Too many people regard speed limits as applying only when there are police around. (Another reason radar detectors ought to be illegal.) These people think that speed limits are there to keep them from doing what they want to do. That's not the case. Roads are designed to allow safe travel at a certain speed, and above that speed things get dangerous. A particular car might be able to handle a 55 MPH road at 100 MPH, but since most cars cannot, a vehicle traveling much faster than the limit is a hazard in itself. The point is, speed limits are there to promote safety, and usually they are very carefully considered by the people who designed the roads in the first place. In fact, the laws which govern speed limits themselves are carefully considered for the same reason.

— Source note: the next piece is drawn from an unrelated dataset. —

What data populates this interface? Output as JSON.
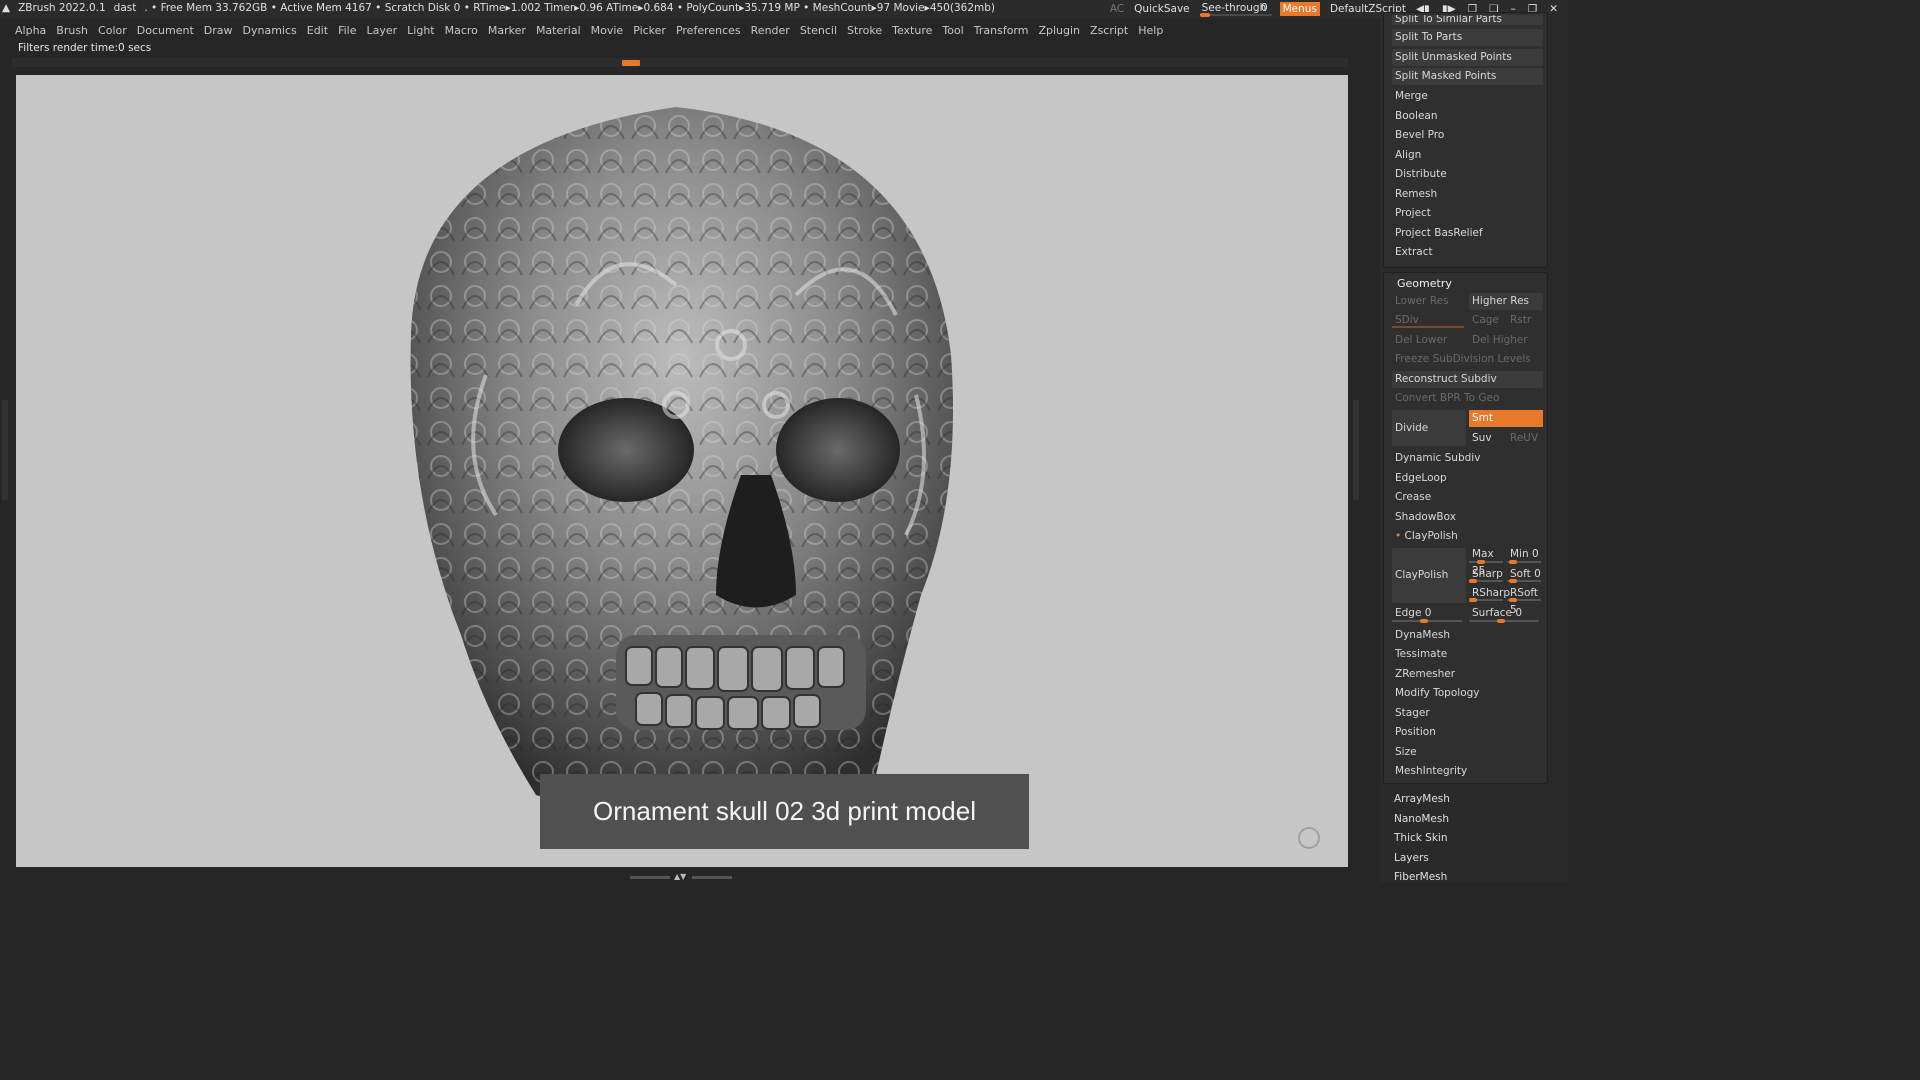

My friends, back in the days surrounding my senior year of high school, used to get on my case because I didn't drive fast enough down one street in my neighborhood. It was clearly a residential road, meaning that the limit is 25; I drove it at about 30. They insisted that it was the next step up and I could go 35 (in what was, they said, a 30 zone). I never backed down and never went faster than 30 on that road. Worst case, I was going five over; if the road actually was a 30 MPH road (it wasn't, trust me) I was driving at the speed limit.

But I think it's instructive that a bunch of teenage boys were urging me to go five miles a hour faster in a situation where it wouldn't make a damn lick of difference. Teenagers are like that.

Ultimately I think Judge McReynolds has done one of two things. If the girl has any brains in her head, she will learn that the law applies to everyone--including her--and that she can't do whatever she wants whenever she wants. If she is stupid, she will blame the cop and the court and the system for ruining her life.

I wish I had confidence that the latter case would not win out. Unfortunaely, I do not.